**Given information**

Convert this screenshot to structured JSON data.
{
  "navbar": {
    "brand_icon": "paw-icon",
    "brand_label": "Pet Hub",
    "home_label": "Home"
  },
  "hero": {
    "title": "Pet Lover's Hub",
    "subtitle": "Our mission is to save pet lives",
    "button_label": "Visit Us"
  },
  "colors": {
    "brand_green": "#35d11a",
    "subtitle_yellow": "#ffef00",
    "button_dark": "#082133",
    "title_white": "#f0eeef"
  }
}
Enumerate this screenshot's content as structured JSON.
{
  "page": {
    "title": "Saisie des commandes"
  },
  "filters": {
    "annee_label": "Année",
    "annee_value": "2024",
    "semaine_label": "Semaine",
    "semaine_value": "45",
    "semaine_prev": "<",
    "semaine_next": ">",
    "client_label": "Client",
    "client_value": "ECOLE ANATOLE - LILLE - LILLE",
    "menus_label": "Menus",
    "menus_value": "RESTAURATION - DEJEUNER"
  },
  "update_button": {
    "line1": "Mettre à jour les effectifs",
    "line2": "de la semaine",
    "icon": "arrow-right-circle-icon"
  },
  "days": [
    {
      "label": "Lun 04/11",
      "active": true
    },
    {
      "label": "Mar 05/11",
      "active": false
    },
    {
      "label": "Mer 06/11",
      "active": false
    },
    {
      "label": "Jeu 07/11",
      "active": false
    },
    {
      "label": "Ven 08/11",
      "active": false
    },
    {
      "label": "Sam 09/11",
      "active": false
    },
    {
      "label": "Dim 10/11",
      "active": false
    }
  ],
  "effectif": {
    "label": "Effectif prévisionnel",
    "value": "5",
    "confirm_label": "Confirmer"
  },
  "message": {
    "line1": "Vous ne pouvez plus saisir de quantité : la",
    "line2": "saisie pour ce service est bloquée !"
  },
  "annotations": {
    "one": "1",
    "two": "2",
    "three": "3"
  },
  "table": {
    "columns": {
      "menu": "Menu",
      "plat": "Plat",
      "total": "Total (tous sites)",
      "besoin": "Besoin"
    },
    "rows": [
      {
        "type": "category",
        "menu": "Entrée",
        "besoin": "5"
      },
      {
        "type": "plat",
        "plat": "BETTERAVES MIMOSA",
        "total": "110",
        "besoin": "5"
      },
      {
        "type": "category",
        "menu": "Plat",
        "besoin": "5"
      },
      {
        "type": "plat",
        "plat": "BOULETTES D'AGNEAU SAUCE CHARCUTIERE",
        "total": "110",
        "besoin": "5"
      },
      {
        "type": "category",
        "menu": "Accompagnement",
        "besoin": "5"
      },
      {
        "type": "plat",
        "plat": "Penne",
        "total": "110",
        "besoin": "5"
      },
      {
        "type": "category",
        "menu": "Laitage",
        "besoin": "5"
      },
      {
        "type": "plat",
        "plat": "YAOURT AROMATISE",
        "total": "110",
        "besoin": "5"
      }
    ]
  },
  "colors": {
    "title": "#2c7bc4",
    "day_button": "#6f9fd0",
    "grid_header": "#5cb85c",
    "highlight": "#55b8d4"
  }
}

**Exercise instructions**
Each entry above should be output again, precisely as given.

**Result of the exercise**
Convert this screenshot to structured JSON data.
{
  "navbar": {
    "brand_icon": "paw-icon",
    "brand_label": "Pet Hub",
    "home_label": "Home"
  },
  "hero": {
    "title": "Pet Lover's Hub",
    "subtitle": "Our mission is to save pet lives",
    "button_label": "Visit Us"
  },
  "colors": {
    "brand_green": "#35d11a",
    "subtitle_yellow": "#ffef00",
    "button_dark": "#082133",
    "title_white": "#f0eeef"
  }
}
Enumerate this screenshot's content as structured JSON.
{
  "page": {
    "title": "Saisie des commandes"
  },
  "filters": {
    "annee_label": "Année",
    "annee_value": "2024",
    "semaine_label": "Semaine",
    "semaine_value": "45",
    "semaine_prev": "<",
    "semaine_next": ">",
    "client_label": "Client",
    "client_value": "ECOLE ANATOLE - LILLE - LILLE",
    "menus_label": "Menus",
    "menus_value": "RESTAURATION - DEJEUNER"
  },
  "update_button": {
    "line1": "Mettre à jour les effectifs",
    "line2": "de la semaine",
    "icon": "arrow-right-circle-icon"
  },
  "days": [
    {
      "label": "Lun 04/11",
      "active": true
    },
    {
      "label": "Mar 05/11",
      "active": false
    },
    {
      "label": "Mer 06/11",
      "active": false
    },
    {
      "label": "Jeu 07/11",
      "active": false
    },
    {
      "label": "Ven 08/11",
      "active": false
    },
    {
      "label": "Sam 09/11",
      "active": false
    },
    {
      "label": "Dim 10/11",
      "active": false
    }
  ],
  "effectif": {
    "label": "Effectif prévisionnel",
    "value": "5",
    "confirm_label": "Confirmer"
  },
  "message": {
    "line1": "Vous ne pouvez plus saisir de quantité : la",
    "line2": "saisie pour ce service est bloquée !"
  },
  "annotations": {
    "one": "1",
    "two": "2",
    "three": "3"
  },
  "table": {
    "columns": {
      "menu": "Menu",
      "plat": "Plat",
      "total": "Total (tous sites)",
      "besoin": "Besoin"
    },
    "rows": [
      {
        "type": "category",
        "menu": "Entrée",
        "besoin": "5"
      },
      {
        "type": "plat",
        "plat": "BETTERAVES MIMOSA",
        "total": "110",
        "besoin": "5"
      },
      {
        "type": "category",
        "menu": "Plat",
        "besoin": "5"
      },
      {
        "type": "plat",
        "plat": "BOULETTES D'AGNEAU SAUCE CHARCUTIERE",
        "total": "110",
        "besoin": "5"
      },
      {
        "type": "category",
        "menu": "Accompagnement",
        "besoin": "5"
      },
      {
        "type": "plat",
        "plat": "Penne",
        "total": "110",
        "besoin": "5"
      },
      {
        "type": "category",
        "menu": "Laitage",
        "besoin": "5"
      },
      {
        "type": "plat",
        "plat": "YAOURT AROMATISE",
        "total": "110",
        "besoin": "5"
      }
    ]
  },
  "colors": {
    "title": "#2c7bc4",
    "day_button": "#6f9fd0",
    "grid_header": "#5cb85c",
    "highlight": "#55b8d4"
  }
}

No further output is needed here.